Exercise data
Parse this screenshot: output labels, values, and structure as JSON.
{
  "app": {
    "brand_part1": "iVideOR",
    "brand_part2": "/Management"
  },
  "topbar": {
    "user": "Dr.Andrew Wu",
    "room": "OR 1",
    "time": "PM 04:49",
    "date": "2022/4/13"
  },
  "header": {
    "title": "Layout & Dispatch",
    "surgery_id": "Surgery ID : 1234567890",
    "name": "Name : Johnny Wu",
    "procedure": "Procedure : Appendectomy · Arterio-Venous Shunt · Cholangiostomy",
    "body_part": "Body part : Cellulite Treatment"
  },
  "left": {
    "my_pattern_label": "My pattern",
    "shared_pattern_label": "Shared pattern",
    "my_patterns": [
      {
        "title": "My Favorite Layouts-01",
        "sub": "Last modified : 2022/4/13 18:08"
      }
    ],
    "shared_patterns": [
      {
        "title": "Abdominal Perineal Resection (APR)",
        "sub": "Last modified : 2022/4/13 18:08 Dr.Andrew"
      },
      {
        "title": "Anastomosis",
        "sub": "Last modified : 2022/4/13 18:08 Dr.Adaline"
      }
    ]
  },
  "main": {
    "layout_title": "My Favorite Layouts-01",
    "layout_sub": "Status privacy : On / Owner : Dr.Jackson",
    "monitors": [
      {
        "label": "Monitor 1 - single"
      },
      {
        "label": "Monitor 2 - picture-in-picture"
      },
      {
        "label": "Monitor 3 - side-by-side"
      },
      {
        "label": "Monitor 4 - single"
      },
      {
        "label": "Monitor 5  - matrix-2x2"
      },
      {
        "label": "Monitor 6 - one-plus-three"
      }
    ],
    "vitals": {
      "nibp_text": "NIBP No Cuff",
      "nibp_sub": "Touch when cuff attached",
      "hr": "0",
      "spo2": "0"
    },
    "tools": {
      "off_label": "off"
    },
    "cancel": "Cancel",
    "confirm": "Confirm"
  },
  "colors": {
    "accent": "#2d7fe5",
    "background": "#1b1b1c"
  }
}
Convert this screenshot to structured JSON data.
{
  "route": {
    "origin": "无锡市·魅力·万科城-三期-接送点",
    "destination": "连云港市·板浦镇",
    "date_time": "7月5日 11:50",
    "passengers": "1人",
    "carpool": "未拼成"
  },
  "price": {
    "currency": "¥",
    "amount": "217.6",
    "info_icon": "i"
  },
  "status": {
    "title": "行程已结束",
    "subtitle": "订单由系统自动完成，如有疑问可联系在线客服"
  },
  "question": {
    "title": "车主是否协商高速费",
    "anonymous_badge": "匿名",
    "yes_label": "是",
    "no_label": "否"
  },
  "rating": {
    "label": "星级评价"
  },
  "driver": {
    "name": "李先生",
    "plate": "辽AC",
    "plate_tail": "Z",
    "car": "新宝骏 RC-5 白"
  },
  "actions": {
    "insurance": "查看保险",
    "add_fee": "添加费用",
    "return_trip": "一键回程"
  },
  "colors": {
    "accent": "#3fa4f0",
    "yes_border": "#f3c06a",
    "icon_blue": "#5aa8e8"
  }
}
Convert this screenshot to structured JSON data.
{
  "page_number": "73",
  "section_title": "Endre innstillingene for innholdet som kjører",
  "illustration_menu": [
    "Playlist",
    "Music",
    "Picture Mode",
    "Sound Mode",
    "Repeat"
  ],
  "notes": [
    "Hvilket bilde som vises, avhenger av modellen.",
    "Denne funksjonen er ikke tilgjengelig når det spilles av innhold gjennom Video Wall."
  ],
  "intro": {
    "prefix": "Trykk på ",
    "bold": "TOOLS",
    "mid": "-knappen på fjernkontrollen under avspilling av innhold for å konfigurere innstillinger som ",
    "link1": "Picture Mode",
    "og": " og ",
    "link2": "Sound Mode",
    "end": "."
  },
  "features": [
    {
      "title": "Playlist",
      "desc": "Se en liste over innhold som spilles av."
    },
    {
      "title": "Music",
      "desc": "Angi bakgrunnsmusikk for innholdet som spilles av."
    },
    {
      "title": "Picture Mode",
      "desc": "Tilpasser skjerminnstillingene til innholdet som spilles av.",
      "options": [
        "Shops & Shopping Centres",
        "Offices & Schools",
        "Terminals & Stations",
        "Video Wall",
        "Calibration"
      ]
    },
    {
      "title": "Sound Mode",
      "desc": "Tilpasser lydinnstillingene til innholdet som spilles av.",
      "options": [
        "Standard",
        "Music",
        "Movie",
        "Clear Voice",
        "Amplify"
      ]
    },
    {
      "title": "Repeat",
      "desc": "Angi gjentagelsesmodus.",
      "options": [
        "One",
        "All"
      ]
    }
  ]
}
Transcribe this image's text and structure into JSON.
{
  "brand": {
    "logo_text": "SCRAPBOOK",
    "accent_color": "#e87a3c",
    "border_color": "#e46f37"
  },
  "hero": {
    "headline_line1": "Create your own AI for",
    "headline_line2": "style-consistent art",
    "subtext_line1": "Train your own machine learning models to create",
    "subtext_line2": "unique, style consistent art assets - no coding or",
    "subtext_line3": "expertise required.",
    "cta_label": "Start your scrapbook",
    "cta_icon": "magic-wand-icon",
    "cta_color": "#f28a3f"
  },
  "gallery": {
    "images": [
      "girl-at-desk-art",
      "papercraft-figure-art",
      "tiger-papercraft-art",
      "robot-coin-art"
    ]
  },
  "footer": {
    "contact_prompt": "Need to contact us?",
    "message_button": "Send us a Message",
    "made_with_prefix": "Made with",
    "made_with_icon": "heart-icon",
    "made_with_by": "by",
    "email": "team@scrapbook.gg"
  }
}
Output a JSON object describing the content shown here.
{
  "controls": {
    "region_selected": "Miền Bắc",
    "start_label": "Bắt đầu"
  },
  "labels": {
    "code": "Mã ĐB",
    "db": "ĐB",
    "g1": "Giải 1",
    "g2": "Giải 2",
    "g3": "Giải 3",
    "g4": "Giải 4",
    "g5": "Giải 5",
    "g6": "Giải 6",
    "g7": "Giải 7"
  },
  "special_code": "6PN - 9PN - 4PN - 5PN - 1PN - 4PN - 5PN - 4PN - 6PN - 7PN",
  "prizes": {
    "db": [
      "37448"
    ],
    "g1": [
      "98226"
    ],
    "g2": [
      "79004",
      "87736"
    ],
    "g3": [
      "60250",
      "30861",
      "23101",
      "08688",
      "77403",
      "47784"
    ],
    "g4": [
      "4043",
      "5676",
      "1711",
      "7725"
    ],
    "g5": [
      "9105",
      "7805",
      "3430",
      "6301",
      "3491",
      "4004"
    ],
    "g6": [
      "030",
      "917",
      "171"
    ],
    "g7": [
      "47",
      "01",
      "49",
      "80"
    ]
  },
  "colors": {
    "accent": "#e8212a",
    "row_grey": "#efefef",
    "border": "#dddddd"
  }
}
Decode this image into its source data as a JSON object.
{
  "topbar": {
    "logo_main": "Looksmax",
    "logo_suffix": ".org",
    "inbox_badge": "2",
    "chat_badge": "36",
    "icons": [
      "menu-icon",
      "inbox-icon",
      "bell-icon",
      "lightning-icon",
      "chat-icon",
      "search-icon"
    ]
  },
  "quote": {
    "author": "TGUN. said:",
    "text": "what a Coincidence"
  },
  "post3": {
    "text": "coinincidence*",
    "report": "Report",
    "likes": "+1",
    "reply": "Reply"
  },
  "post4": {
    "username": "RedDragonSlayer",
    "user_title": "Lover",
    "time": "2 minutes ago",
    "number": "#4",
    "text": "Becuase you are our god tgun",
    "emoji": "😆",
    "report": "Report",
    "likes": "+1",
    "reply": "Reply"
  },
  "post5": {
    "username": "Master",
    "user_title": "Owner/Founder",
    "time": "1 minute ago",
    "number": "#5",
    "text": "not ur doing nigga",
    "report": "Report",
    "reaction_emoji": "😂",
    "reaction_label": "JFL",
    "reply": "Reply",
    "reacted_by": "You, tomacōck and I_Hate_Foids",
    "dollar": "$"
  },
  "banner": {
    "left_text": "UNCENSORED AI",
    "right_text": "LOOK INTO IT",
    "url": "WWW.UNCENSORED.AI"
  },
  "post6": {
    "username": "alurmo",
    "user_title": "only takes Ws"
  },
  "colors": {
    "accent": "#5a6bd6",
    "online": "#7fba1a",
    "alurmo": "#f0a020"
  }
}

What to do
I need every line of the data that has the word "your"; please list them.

Answer for this exercise
    "headline_line1": "Create your own AI for",
    "subtext_line1": "Train your own machine learning models to create",
    "cta_label": "Start your scrapbook",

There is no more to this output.